The number of investment scams attempting to impersonate legitimate New Zealand businesses since the emergence of the COVID-19 pandemic has increased – with one in five Kiwis having been targeted by scammers, according to the Financial Markets Authority (FMA).
The FMA issued 61 warnings about investment scams from April 01 to November 05, a significant increase compared to only 40 warnings in the same period last year. Of the 61 warnings, 21 (or 34%) were impostor scams, where scammers unlawfully used the names and details of legitimate businesses to trick investors, such as fake websites or social media accounts.
Cryptocurrency was the most common type of investment scam, followed by investment software packages and seminars and shares. Men were significantly more likely to be approached by scammers than women (27% versus 18%), and one-third of those aged 70 or over have been approached.
The regulator is warning Kiwis to look out for red flags, such as overseas phone numbers or addresses being mixed up with New Zealand contact details or the website domain name not matching the content of the website. Other signs of investment scams include a promise of high returns and ambiguity about what is being offered.
“We’re constantly vigilant about the scams that are targeting New Zealanders, but it’s like cutting the head off a hydra – two more will pop up in its place. You can never stop or warn about them all, and they often operate outside our reach, especially overseas,” said FMA director of regulation Liam Mason (pictured).
“The best solution is for New Zealanders to be inherently sceptical of any investment opportunity that seems too good to be true and to do a bit of background research if there are any red flags.
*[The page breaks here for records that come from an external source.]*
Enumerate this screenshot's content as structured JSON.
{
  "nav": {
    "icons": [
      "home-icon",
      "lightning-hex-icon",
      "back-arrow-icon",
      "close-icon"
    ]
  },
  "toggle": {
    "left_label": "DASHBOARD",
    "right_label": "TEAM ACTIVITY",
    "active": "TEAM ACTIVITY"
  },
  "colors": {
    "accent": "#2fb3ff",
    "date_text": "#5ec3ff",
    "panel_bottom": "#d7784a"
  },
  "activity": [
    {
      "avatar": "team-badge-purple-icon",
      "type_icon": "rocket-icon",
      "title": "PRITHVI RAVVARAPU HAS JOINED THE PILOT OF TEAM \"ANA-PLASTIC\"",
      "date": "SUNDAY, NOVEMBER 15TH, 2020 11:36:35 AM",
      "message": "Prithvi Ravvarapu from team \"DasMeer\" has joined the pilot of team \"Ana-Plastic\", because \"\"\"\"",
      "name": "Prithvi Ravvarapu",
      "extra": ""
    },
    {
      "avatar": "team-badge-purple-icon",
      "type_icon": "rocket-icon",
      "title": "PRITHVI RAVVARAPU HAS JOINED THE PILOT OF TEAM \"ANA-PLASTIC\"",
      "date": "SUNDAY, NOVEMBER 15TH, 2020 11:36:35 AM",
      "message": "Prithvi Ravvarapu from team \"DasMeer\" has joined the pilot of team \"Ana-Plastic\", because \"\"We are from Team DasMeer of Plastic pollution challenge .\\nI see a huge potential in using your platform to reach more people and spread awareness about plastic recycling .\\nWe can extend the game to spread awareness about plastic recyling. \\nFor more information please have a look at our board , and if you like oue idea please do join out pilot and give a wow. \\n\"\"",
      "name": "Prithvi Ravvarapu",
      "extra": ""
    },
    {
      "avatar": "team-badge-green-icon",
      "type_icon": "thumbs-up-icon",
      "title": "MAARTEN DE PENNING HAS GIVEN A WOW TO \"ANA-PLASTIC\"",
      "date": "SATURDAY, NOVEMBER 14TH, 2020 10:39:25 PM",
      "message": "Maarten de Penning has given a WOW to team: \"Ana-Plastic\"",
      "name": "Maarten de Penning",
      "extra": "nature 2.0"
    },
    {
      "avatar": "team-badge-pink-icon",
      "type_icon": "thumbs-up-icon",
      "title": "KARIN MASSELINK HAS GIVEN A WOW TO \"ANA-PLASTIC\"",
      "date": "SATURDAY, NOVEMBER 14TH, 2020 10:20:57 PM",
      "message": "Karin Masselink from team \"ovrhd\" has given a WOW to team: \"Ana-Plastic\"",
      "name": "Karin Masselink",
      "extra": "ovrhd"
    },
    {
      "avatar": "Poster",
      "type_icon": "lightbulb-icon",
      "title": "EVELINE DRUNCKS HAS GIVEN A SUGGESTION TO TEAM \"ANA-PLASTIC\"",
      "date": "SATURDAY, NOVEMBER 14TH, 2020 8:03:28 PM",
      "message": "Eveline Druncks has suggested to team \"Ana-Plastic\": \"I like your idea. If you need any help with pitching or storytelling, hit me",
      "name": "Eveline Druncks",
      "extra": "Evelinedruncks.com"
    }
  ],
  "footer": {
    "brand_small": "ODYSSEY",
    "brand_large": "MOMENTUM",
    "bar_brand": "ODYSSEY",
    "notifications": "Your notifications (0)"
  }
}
“In the past, scammers have attempted to exploit New Zealand’s image as a well-regulated market, but these impostor scammers seem to be more sophisticated and that could be due to growth of online commerce due to COVID-19. There’s a lot of public information available regarding the registration of New Zealand businesses, which is important for our transparency, but scammers may try to exploit this.”